__PROMPT__:
Among these records, which lines include "title"? Copy them out.

SUPPLIED MATERIAL START

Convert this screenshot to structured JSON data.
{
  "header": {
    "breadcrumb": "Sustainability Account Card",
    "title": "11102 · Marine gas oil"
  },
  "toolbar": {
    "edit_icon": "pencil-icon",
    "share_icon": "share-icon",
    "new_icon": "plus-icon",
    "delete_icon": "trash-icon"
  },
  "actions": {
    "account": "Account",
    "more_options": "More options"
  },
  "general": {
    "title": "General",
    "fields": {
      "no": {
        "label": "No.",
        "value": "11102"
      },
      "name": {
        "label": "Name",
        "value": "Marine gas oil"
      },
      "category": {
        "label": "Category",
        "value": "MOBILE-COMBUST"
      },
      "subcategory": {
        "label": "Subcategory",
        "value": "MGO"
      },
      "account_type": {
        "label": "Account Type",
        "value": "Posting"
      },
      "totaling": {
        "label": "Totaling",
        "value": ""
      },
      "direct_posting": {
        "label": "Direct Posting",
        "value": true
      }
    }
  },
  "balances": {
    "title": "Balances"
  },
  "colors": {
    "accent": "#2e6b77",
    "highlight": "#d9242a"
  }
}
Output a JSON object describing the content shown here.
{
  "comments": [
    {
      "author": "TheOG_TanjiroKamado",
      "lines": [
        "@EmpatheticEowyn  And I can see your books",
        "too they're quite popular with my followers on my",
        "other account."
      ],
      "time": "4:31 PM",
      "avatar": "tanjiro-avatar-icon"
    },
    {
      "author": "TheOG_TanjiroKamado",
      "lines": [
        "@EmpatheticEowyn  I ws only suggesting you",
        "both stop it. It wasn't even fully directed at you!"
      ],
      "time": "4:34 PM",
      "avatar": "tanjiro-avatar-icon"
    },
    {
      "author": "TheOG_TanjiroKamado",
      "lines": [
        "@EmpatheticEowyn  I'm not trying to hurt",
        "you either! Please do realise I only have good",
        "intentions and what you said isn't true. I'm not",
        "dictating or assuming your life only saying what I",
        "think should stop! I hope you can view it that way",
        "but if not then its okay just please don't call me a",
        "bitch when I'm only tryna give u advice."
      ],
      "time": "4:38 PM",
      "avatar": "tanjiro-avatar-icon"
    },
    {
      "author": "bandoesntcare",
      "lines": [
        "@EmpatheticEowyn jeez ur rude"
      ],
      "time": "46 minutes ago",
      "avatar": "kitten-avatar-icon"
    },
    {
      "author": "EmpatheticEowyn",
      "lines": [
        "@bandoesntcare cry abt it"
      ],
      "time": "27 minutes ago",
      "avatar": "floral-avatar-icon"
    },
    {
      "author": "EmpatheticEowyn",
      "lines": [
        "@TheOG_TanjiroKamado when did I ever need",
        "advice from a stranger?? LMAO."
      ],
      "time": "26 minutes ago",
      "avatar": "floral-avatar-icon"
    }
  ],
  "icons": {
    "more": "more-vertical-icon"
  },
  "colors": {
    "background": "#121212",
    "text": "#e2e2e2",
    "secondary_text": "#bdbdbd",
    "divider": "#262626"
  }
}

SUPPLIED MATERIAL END

__SOLVED EXERCISE__:
    "title": "11102 · Marine gas oil"
    "title": "General",
    "title": "Balances"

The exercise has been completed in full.